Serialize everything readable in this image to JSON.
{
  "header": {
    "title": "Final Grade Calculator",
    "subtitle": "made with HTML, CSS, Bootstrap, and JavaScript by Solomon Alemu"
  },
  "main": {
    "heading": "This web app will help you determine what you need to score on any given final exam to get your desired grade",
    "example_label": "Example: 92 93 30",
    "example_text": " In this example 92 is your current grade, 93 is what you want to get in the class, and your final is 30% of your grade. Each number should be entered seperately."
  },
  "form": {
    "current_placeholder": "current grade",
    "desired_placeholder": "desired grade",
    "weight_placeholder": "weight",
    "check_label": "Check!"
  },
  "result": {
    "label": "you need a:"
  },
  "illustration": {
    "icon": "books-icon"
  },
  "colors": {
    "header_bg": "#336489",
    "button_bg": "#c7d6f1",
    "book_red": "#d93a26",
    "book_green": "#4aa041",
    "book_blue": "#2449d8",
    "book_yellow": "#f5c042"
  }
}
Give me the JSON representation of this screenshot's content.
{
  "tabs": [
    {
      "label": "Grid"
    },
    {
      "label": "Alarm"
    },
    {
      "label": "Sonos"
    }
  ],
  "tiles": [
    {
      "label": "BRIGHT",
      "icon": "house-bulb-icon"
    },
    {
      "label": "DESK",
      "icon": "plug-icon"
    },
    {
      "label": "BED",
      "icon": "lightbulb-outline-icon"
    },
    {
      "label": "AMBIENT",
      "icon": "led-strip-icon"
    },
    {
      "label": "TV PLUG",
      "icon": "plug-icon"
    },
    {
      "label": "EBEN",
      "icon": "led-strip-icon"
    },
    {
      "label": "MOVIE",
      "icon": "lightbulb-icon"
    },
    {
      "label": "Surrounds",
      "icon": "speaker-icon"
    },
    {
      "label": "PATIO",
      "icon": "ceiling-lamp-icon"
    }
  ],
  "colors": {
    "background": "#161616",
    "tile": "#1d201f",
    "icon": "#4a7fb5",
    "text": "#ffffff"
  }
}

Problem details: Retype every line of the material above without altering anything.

Answer section:
Serialize everything readable in this image to JSON.
{
  "header": {
    "title": "Final Grade Calculator",
    "subtitle": "made with HTML, CSS, Bootstrap, and JavaScript by Solomon Alemu"
  },
  "main": {
    "heading": "This web app will help you determine what you need to score on any given final exam to get your desired grade",
    "example_label": "Example: 92 93 30",
    "example_text": " In this example 92 is your current grade, 93 is what you want to get in the class, and your final is 30% of your grade. Each number should be entered seperately."
  },
  "form": {
    "current_placeholder": "current grade",
    "desired_placeholder": "desired grade",
    "weight_placeholder": "weight",
    "check_label": "Check!"
  },
  "result": {
    "label": "you need a:"
  },
  "illustration": {
    "icon": "books-icon"
  },
  "colors": {
    "header_bg": "#336489",
    "button_bg": "#c7d6f1",
    "book_red": "#d93a26",
    "book_green": "#4aa041",
    "book_blue": "#2449d8",
    "book_yellow": "#f5c042"
  }
}
Give me the JSON representation of this screenshot's content.
{
  "tabs": [
    {
      "label": "Grid"
    },
    {
      "label": "Alarm"
    },
    {
      "label": "Sonos"
    }
  ],
  "tiles": [
    {
      "label": "BRIGHT",
      "icon": "house-bulb-icon"
    },
    {
      "label": "DESK",
      "icon": "plug-icon"
    },
    {
      "label": "BED",
      "icon": "lightbulb-outline-icon"
    },
    {
      "label": "AMBIENT",
      "icon": "led-strip-icon"
    },
    {
      "label": "TV PLUG",
      "icon": "plug-icon"
    },
    {
      "label": "EBEN",
      "icon": "led-strip-icon"
    },
    {
      "label": "MOVIE",
      "icon": "lightbulb-icon"
    },
    {
      "label": "Surrounds",
      "icon": "speaker-icon"
    },
    {
      "label": "PATIO",
      "icon": "ceiling-lamp-icon"
    }
  ],
  "colors": {
    "background": "#161616",
    "tile": "#1d201f",
    "icon": "#4a7fb5",
    "text": "#ffffff"
  }
}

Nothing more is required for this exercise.